BEGIN AVAILABLE DATA

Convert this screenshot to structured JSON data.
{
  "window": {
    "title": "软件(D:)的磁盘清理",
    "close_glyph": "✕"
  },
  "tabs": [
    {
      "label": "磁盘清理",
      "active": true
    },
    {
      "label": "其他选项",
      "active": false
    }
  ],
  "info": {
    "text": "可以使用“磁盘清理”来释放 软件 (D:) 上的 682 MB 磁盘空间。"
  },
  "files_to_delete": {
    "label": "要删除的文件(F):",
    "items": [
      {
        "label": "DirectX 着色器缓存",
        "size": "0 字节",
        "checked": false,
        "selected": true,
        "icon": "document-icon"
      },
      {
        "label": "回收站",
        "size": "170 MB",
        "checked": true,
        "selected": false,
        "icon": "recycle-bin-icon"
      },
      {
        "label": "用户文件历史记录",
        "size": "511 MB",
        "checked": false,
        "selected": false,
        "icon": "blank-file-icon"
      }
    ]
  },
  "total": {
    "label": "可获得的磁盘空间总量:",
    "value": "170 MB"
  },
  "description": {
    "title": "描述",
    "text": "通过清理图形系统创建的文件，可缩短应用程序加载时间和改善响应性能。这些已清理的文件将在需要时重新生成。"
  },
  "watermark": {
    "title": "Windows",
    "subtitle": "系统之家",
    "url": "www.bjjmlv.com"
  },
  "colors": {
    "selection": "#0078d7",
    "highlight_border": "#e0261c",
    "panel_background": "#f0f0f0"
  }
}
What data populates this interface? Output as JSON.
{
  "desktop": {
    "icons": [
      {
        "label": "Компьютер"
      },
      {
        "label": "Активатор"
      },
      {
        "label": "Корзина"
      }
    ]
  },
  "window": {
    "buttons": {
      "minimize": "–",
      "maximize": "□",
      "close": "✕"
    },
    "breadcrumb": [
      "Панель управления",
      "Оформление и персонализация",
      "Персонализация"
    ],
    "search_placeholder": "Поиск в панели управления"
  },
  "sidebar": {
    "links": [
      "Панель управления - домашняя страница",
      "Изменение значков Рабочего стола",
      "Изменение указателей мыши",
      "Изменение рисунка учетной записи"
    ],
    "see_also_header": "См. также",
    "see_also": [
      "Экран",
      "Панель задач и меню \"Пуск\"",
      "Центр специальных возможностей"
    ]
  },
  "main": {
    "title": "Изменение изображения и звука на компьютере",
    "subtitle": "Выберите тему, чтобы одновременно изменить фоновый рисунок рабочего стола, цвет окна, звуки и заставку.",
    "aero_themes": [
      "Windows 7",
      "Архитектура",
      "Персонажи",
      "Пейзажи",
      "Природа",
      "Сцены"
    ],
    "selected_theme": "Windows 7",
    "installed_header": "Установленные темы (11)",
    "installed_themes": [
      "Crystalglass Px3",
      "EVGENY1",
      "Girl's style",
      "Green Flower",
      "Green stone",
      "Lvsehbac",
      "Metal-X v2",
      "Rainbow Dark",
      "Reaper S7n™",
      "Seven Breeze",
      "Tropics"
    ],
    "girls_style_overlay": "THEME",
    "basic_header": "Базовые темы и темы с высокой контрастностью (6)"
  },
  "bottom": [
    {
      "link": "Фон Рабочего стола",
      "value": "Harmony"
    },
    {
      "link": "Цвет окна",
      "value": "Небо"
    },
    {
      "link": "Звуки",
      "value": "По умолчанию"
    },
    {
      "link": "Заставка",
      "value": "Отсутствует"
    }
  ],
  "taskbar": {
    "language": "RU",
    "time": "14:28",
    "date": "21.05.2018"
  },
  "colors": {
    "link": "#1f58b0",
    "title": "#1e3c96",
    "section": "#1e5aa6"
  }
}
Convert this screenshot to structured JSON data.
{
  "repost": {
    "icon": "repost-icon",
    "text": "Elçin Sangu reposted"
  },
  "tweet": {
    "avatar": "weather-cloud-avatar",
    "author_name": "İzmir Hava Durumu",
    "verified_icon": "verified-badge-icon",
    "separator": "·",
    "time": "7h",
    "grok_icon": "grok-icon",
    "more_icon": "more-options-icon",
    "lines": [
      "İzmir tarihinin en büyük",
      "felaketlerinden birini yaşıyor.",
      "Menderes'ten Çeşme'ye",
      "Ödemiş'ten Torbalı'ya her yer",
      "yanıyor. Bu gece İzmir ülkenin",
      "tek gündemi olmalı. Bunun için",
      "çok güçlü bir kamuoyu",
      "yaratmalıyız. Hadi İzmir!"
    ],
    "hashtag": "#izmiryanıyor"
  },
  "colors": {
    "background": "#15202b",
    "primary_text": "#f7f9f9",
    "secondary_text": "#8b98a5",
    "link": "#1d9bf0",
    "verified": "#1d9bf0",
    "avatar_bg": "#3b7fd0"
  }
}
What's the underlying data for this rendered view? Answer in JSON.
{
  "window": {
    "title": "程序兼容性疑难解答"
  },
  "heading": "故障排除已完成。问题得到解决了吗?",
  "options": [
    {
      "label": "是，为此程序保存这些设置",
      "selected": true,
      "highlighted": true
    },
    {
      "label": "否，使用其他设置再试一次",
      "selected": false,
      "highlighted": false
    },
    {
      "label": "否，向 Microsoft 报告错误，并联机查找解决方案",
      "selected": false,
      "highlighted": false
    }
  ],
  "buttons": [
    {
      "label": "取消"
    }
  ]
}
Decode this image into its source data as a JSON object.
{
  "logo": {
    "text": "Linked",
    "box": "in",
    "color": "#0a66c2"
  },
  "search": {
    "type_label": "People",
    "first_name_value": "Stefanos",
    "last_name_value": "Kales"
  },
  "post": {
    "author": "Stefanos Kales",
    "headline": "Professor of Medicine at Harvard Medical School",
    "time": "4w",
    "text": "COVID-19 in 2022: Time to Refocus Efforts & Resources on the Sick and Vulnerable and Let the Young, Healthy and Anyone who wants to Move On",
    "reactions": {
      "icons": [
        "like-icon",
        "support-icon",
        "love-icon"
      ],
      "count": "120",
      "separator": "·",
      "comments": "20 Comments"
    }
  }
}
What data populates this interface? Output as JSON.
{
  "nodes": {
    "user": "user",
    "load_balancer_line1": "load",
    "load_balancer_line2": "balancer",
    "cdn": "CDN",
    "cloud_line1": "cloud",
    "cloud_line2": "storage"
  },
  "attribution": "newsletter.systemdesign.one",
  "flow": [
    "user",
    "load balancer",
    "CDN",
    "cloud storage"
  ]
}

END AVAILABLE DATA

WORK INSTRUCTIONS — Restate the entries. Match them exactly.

WRITTEN SOLUTION —
Convert this screenshot to structured JSON data.
{
  "window": {
    "title": "软件(D:)的磁盘清理",
    "close_glyph": "✕"
  },
  "tabs": [
    {
      "label": "磁盘清理",
      "active": true
    },
    {
      "label": "其他选项",
      "active": false
    }
  ],
  "info": {
    "text": "可以使用“磁盘清理”来释放 软件 (D:) 上的 682 MB 磁盘空间。"
  },
  "files_to_delete": {
    "label": "要删除的文件(F):",
    "items": [
      {
        "label": "DirectX 着色器缓存",
        "size": "0 字节",
        "checked": false,
        "selected": true,
        "icon": "document-icon"
      },
      {
        "label": "回收站",
        "size": "170 MB",
        "checked": true,
        "selected": false,
        "icon": "recycle-bin-icon"
      },
      {
        "label": "用户文件历史记录",
        "size": "511 MB",
        "checked": false,
        "selected": false,
        "icon": "blank-file-icon"
      }
    ]
  },
  "total": {
    "label": "可获得的磁盘空间总量:",
    "value": "170 MB"
  },
  "description": {
    "title": "描述",
    "text": "通过清理图形系统创建的文件，可缩短应用程序加载时间和改善响应性能。这些已清理的文件将在需要时重新生成。"
  },
  "watermark": {
    "title": "Windows",
    "subtitle": "系统之家",
    "url": "www.bjjmlv.com"
  },
  "colors": {
    "selection": "#0078d7",
    "highlight_border": "#e0261c",
    "panel_background": "#f0f0f0"
  }
}
What data populates this interface? Output as JSON.
{
  "desktop": {
    "icons": [
      {
        "label": "Компьютер"
      },
      {
        "label": "Активатор"
      },
      {
        "label": "Корзина"
      }
    ]
  },
  "window": {
    "buttons": {
      "minimize": "–",
      "maximize": "□",
      "close": "✕"
    },
    "breadcrumb": [
      "Панель управления",
      "Оформление и персонализация",
      "Персонализация"
    ],
    "search_placeholder": "Поиск в панели управления"
  },
  "sidebar": {
    "links": [
      "Панель управления - домашняя страница",
      "Изменение значков Рабочего стола",
      "Изменение указателей мыши",
      "Изменение рисунка учетной записи"
    ],
    "see_also_header": "См. также",
    "see_also": [
      "Экран",
      "Панель задач и меню \"Пуск\"",
      "Центр специальных возможностей"
    ]
  },
  "main": {
    "title": "Изменение изображения и звука на компьютере",
    "subtitle": "Выберите тему, чтобы одновременно изменить фоновый рисунок рабочего стола, цвет окна, звуки и заставку.",
    "aero_themes": [
      "Windows 7",
      "Архитектура",
      "Персонажи",
      "Пейзажи",
      "Природа",
      "Сцены"
    ],
    "selected_theme": "Windows 7",
    "installed_header": "Установленные темы (11)",
    "installed_themes": [
      "Crystalglass Px3",
      "EVGENY1",
      "Girl's style",
      "Green Flower",
      "Green stone",
      "Lvsehbac",
      "Metal-X v2",
      "Rainbow Dark",
      "Reaper S7n™",
      "Seven Breeze",
      "Tropics"
    ],
    "girls_style_overlay": "THEME",
    "basic_header": "Базовые темы и темы с высокой контрастностью (6)"
  },
  "bottom": [
    {
      "link": "Фон Рабочего стола",
      "value": "Harmony"
    },
    {
      "link": "Цвет окна",
      "value": "Небо"
    },
    {
      "link": "Звуки",
      "value": "По умолчанию"
    },
    {
      "link": "Заставка",
      "value": "Отсутствует"
    }
  ],
  "taskbar": {
    "language": "RU",
    "time": "14:28",
    "date": "21.05.2018"
  },
  "colors": {
    "link": "#1f58b0",
    "title": "#1e3c96",
    "section": "#1e5aa6"
  }
}
Convert this screenshot to structured JSON data.
{
  "repost": {
    "icon": "repost-icon",
    "text": "Elçin Sangu reposted"
  },
  "tweet": {
    "avatar": "weather-cloud-avatar",
    "author_name": "İzmir Hava Durumu",
    "verified_icon": "verified-badge-icon",
    "separator": "·",
    "time": "7h",
    "grok_icon": "grok-icon",
    "more_icon": "more-options-icon",
    "lines": [
      "İzmir tarihinin en büyük",
      "felaketlerinden birini yaşıyor.",
      "Menderes'ten Çeşme'ye",
      "Ödemiş'ten Torbalı'ya her yer",
      "yanıyor. Bu gece İzmir ülkenin",
      "tek gündemi olmalı. Bunun için",
      "çok güçlü bir kamuoyu",
      "yaratmalıyız. Hadi İzmir!"
    ],
    "hashtag": "#izmiryanıyor"
  },
  "colors": {
    "background": "#15202b",
    "primary_text": "#f7f9f9",
    "secondary_text": "#8b98a5",
    "link": "#1d9bf0",
    "verified": "#1d9bf0",
    "avatar_bg": "#3b7fd0"
  }
}
What's the underlying data for this rendered view? Answer in JSON.
{
  "window": {
    "title": "程序兼容性疑难解答"
  },
  "heading": "故障排除已完成。问题得到解决了吗?",
  "options": [
    {
      "label": "是，为此程序保存这些设置",
      "selected": true,
      "highlighted": true
    },
    {
      "label": "否，使用其他设置再试一次",
      "selected": false,
      "highlighted": false
    },
    {
      "label": "否，向 Microsoft 报告错误，并联机查找解决方案",
      "selected": false,
      "highlighted": false
    }
  ],
  "buttons": [
    {
      "label": "取消"
    }
  ]
}
Decode this image into its source data as a JSON object.
{
  "logo": {
    "text": "Linked",
    "box": "in",
    "color": "#0a66c2"
  },
  "search": {
    "type_label": "People",
    "first_name_value": "Stefanos",
    "last_name_value": "Kales"
  },
  "post": {
    "author": "Stefanos Kales",
    "headline": "Professor of Medicine at Harvard Medical School",
    "time": "4w",
    "text": "COVID-19 in 2022: Time to Refocus Efforts & Resources on the Sick and Vulnerable and Let the Young, Healthy and Anyone who wants to Move On",
    "reactions": {
      "icons": [
        "like-icon",
        "support-icon",
        "love-icon"
      ],
      "count": "120",
      "separator": "·",
      "comments": "20 Comments"
    }
  }
}
What data populates this interface? Output as JSON.
{
  "nodes": {
    "user": "user",
    "load_balancer_line1": "load",
    "load_balancer_line2": "balancer",
    "cdn": "CDN",
    "cloud_line1": "cloud",
    "cloud_line2": "storage"
  },
  "attribution": "newsletter.systemdesign.one",
  "flow": [
    "user",
    "load balancer",
    "CDN",
    "cloud storage"
  ]
}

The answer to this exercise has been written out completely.